ENTRIES PROVIDED:
----
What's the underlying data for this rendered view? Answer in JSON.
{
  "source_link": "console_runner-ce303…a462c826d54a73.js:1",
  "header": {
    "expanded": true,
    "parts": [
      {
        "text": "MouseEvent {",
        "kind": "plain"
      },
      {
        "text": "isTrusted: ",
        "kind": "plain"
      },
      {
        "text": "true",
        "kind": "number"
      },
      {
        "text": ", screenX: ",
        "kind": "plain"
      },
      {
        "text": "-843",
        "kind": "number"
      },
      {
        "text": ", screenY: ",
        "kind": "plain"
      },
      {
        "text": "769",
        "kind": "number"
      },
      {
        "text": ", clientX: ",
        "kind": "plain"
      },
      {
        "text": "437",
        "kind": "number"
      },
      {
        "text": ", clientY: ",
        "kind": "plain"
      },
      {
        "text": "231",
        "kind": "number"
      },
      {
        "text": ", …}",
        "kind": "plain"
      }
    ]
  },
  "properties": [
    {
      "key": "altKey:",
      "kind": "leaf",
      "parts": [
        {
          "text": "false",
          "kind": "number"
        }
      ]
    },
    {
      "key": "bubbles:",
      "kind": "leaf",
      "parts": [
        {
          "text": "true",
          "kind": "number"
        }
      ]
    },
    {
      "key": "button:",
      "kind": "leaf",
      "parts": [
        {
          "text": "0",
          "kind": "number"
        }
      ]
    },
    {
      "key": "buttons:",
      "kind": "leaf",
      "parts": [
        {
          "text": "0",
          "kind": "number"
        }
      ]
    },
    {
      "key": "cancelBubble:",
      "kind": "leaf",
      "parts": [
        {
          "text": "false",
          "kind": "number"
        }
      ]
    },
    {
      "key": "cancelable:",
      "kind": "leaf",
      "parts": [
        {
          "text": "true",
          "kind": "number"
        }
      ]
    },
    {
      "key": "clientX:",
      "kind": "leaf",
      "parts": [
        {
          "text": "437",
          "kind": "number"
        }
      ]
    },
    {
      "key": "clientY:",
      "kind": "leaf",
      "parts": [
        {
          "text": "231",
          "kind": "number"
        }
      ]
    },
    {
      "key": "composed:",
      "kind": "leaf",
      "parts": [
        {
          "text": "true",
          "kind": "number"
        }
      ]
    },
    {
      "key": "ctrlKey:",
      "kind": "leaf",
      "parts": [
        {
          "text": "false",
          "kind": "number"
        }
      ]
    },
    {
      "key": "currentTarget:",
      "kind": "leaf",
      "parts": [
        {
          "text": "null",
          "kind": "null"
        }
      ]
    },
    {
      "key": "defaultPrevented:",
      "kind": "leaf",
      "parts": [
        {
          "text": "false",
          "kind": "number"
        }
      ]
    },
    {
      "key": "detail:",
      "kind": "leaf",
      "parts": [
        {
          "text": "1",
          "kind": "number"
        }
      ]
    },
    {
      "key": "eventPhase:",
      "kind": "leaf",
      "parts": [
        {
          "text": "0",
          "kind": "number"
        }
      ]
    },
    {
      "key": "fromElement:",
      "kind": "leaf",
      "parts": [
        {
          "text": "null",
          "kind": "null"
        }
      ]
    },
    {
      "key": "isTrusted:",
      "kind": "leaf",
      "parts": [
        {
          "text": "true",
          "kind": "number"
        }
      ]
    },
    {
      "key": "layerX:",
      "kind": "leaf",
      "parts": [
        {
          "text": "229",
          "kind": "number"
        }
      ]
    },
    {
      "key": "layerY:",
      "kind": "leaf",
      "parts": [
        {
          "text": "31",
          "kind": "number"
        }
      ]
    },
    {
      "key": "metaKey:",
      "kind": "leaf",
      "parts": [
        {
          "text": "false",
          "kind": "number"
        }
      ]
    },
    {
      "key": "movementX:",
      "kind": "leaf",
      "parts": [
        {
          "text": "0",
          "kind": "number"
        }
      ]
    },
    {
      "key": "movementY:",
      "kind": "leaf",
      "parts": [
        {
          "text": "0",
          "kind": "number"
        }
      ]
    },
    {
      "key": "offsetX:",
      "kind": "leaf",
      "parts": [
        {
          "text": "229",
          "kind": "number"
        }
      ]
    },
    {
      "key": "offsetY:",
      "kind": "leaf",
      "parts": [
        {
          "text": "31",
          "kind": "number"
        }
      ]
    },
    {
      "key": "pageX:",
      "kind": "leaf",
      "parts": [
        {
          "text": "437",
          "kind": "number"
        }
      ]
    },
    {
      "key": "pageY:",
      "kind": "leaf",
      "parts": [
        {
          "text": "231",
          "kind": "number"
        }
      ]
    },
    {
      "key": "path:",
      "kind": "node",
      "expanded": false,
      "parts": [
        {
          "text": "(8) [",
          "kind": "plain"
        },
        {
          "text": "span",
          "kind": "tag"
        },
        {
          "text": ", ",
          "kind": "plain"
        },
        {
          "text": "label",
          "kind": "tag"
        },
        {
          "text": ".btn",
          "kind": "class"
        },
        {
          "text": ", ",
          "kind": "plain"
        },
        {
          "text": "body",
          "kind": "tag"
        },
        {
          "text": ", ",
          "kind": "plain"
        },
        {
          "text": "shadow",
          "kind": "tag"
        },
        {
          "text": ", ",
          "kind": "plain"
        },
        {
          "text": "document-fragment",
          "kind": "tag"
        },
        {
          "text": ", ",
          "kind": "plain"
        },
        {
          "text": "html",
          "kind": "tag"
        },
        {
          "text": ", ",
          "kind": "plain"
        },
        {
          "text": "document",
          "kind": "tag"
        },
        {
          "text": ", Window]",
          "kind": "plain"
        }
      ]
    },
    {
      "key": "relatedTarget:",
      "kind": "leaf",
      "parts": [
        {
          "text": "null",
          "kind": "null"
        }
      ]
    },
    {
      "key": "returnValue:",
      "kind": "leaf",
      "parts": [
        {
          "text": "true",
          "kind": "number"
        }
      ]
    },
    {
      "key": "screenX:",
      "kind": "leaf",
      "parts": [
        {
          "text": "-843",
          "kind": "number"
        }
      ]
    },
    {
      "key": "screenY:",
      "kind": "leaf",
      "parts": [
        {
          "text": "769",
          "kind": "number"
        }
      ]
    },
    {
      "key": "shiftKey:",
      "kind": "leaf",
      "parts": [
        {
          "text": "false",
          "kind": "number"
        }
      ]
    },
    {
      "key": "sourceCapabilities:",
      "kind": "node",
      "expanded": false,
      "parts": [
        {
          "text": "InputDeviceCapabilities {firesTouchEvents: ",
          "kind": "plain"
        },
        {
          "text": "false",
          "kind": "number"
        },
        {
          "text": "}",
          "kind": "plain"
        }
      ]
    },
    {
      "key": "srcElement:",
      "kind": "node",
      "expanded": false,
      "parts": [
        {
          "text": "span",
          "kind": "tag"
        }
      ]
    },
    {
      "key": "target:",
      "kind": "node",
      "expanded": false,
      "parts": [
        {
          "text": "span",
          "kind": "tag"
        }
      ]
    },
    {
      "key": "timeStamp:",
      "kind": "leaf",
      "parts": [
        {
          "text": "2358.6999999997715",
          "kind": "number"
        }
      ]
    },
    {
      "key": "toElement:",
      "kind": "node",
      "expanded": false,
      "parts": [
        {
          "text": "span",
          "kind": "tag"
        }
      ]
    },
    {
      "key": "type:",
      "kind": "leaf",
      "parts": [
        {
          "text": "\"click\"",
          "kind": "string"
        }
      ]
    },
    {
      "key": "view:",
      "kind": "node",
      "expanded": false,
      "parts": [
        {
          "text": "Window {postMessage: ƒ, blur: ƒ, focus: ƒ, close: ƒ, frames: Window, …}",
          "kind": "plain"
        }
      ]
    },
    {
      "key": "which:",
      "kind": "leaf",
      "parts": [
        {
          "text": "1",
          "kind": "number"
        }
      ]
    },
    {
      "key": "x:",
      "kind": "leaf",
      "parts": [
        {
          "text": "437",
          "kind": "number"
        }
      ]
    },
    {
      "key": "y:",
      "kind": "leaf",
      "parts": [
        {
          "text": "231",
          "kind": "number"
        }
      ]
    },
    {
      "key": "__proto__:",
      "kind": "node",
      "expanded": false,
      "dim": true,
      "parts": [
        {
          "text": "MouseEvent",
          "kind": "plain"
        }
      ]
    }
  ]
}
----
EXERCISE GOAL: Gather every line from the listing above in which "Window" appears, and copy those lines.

RESPONSE TO THIS TASK:
          "text": ", Window]",
          "text": "Window {postMessage: ƒ, blur: ƒ, focus: ƒ, close: ƒ, frames: Window, …}",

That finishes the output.